Cumulative Flying Time and the Risk for Venous Thromboembolism
MacCallum PK, Ashby D, Hennessy EM, et al. Cumulative flying time and risk of venous thromboembolism. Br J Haematol 2011. doi:10.1111/j.1365-2141.2011.08899.x.
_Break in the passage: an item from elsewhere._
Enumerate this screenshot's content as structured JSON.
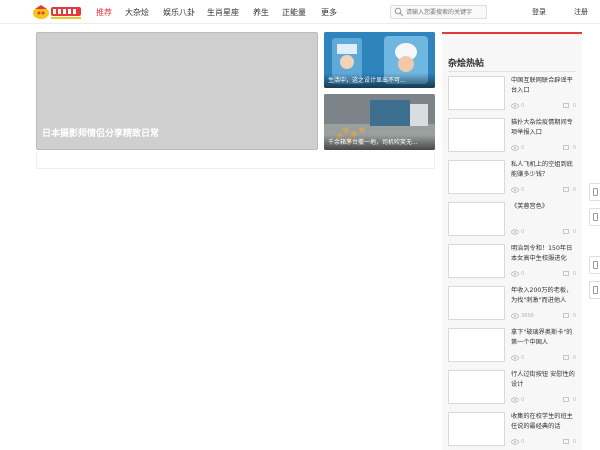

Conclusion: Compared with not flying, cumulative flying times > 12 h within the previous 4 weeks and > 4 h in a single leg are associated with three-fold and two-fold increases, respectively, in the risk of venous thromboembolism (VTE). These risks are no longer evident by 12 weeks. Risks associated with minor-, moderate-, and high-risk surgery are greater, with odds ratios (ORs) of 5.35, 36.57, and 141.71, respectively. The risks of VTE in those with a high baseline risk due to surgery, previous VTE, or obesity are further increased by air travel, reaching a predicted OR ~2,000 if all risks are present. Short-term anticoagulation with low molecular weight heparin could be considered in addition to other preventive measures in certain high-risk individuals.